To do:
Would you please write out each of the entries below exactly, omitting pictures?

Data to process below:

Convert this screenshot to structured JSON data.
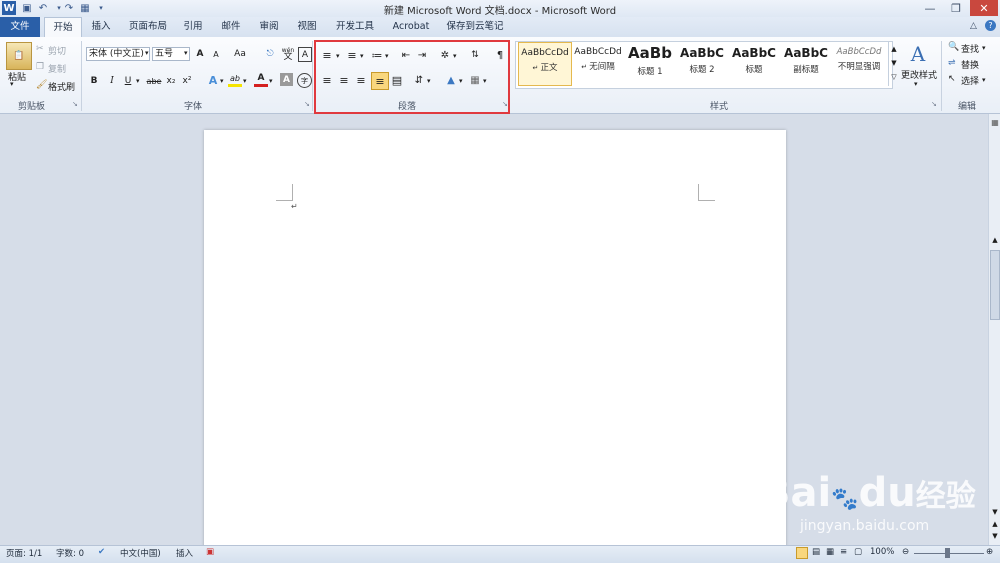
{
  "window": {
    "title": "新建 Microsoft Word 文档.docx - Microsoft Word"
  },
  "tabs": [
    "文件",
    "开始",
    "插入",
    "页面布局",
    "引用",
    "邮件",
    "审阅",
    "视图",
    "开发工具",
    "Acrobat",
    "保存到云笔记"
  ],
  "active_tab": "开始",
  "clipboard": {
    "paste_label": "粘贴",
    "cut_label": "剪切",
    "copy_label": "复制",
    "format_painter_label": "格式刷",
    "group_label": "剪贴板"
  },
  "font": {
    "font_name": "宋体 (中文正)",
    "font_size": "五号",
    "group_label": "字体",
    "grow_label": "A",
    "shrink_label": "A",
    "case_label": "Aa",
    "wen_label": "wén",
    "char_border_label": "A",
    "bold_label": "B",
    "italic_label": "I",
    "underline_label": "U",
    "strike_label": "abe",
    "sub_label": "x₂",
    "sup_label": "x²",
    "effects_label": "A",
    "highlight_label": "ab",
    "color_label": "A",
    "shading_label": "A",
    "enclose_label": "字"
  },
  "paragraph": {
    "group_label": "段落"
  },
  "styles": {
    "group_label": "样式",
    "items": [
      {
        "preview": "AaBbCcDd",
        "name": "正文"
      },
      {
        "preview": "AaBbCcDd",
        "name": "无间隔"
      },
      {
        "preview": "AaBb",
        "name": "标题 1"
      },
      {
        "preview": "AaBbC",
        "name": "标题 2"
      },
      {
        "preview": "AaBbC",
        "name": "标题"
      },
      {
        "preview": "AaBbC",
        "name": "副标题"
      },
      {
        "preview": "AaBbCcDd",
        "name": "不明显强调"
      }
    ],
    "change_styles_label": "更改样式"
  },
  "editing": {
    "group_label": "编辑",
    "find_label": "查找",
    "replace_label": "替换",
    "select_label": "选择"
  },
  "status": {
    "page": "页面: 1/1",
    "words": "字数: 0",
    "language": "中文(中国)",
    "mode": "插入",
    "zoom": "100%"
  },
  "watermark": {
    "brand": "Bai",
    "brand2": "du",
    "cn": "经验",
    "url": "jingyan.baidu.com"
  },
  "colors": {
    "accent": "#2a5fa8",
    "highlight_box": "#e0393e",
    "font_color_bar": "#d42020",
    "highlight_bar": "#f5e400"
  }
}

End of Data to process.

Worked solution:
Convert this screenshot to structured JSON data.
{
  "window": {
    "title": "新建 Microsoft Word 文档.docx - Microsoft Word"
  },
  "tabs": [
    "文件",
    "开始",
    "插入",
    "页面布局",
    "引用",
    "邮件",
    "审阅",
    "视图",
    "开发工具",
    "Acrobat",
    "保存到云笔记"
  ],
  "active_tab": "开始",
  "clipboard": {
    "paste_label": "粘贴",
    "cut_label": "剪切",
    "copy_label": "复制",
    "format_painter_label": "格式刷",
    "group_label": "剪贴板"
  },
  "font": {
    "font_name": "宋体 (中文正)",
    "font_size": "五号",
    "group_label": "字体",
    "grow_label": "A",
    "shrink_label": "A",
    "case_label": "Aa",
    "wen_label": "wén",
    "char_border_label": "A",
    "bold_label": "B",
    "italic_label": "I",
    "underline_label": "U",
    "strike_label": "abe",
    "sub_label": "x₂",
    "sup_label": "x²",
    "effects_label": "A",
    "highlight_label": "ab",
    "color_label": "A",
    "shading_label": "A",
    "enclose_label": "字"
  },
  "paragraph": {
    "group_label": "段落"
  },
  "styles": {
    "group_label": "样式",
    "items": [
      {
        "preview": "AaBbCcDd",
        "name": "正文"
      },
      {
        "preview": "AaBbCcDd",
        "name": "无间隔"
      },
      {
        "preview": "AaBb",
        "name": "标题 1"
      },
      {
        "preview": "AaBbC",
        "name": "标题 2"
      },
      {
        "preview": "AaBbC",
        "name": "标题"
      },
      {
        "preview": "AaBbC",
        "name": "副标题"
      },
      {
        "preview": "AaBbCcDd",
        "name": "不明显强调"
      }
    ],
    "change_styles_label": "更改样式"
  },
  "editing": {
    "group_label": "编辑",
    "find_label": "查找",
    "replace_label": "替换",
    "select_label": "选择"
  },
  "status": {
    "page": "页面: 1/1",
    "words": "字数: 0",
    "language": "中文(中国)",
    "mode": "插入",
    "zoom": "100%"
  },
  "watermark": {
    "brand": "Bai",
    "brand2": "du",
    "cn": "经验",
    "url": "jingyan.baidu.com"
  },
  "colors": {
    "accent": "#2a5fa8",
    "highlight_box": "#e0393e",
    "font_color_bar": "#d42020",
    "highlight_bar": "#f5e400"
  }
}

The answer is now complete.